The Kashmir History

Recent happenings in Jammu and Kashmir have ignited a fierce debate on the plight of the Indian state. Before going into the debate of the demands of a certain section of the people in the valley, we should look into the matter a little more in detail.

It is often argued that the people of the valley are very passionate about their Kashmiri identity, perhaps even more than their national identity as an Indian. This was also one reason why the people of Kashmir never wanted to align with Pakistan during partition or even later. Islamic identity is something that they always loathed. They wanted their Kashmiri identity intact. And it could never be possible if they aligned with the neighbouring Islamic state.

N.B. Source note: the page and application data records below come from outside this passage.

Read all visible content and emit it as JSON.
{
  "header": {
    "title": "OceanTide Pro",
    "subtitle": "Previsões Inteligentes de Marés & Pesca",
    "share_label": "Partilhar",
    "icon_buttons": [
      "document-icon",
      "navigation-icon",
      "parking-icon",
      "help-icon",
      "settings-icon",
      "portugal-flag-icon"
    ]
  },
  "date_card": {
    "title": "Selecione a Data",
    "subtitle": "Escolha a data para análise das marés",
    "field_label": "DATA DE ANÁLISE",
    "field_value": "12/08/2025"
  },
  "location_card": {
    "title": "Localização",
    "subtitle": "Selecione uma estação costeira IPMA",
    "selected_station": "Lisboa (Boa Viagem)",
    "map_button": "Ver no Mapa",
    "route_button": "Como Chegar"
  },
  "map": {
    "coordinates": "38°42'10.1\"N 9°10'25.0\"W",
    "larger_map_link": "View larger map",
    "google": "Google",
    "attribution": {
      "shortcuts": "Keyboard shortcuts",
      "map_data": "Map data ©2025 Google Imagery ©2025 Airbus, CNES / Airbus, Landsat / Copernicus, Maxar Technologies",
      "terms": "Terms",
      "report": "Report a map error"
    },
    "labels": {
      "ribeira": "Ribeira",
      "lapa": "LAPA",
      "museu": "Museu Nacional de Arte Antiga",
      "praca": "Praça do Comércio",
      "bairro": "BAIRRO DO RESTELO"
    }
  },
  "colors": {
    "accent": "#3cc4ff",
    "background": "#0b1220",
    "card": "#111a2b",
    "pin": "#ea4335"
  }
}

When India got her independence on 15th August, 1947, Jammu and Kashmir was still an independent state ruled by the Hindu king Raja Hari Singh. On October 20 in the same year, Pakistani raiders entered Jammu and Kashmir territories. Indian troops were still not stationed in the state. The King asked the Indian Government to deploy her army and Indian troops were sent to the state. By then, Kashmir had already lost a large chunk of its territories– almost 55 percent.

The issue was taken to the United Nations. The UN called for a referendum. Kashmir had to either align with India or Pakistan. The plebiscite could never take place. The reason? Pakistani troops never withdrew. One of the conditions for referendum that the UN put was that the army should withdraw before the plebiscite takes place. Pakistani troops never withdrew and the referendum never took place.
For Kashmir, India was the only viable option which not only gave them a lot of autonomy but also protected them.

Those who are arguing for the state’s “independence” reason that the Kashmiris always felt very strong about their identity.
But, is it not true for other regions too? In fact, this is what Nehru called “Unity in Diversity”. Sub nationality is often stronger than nationality. Any community or region has several identities that they live with – religious, cultural, ethnic and so on. Look at South India. Don’t they feel very strong about their culture and identity? At times too detached from the center. Do we separate them from India’s map? The same applies to our brothers in north east India...Secession is not the appropriate answer.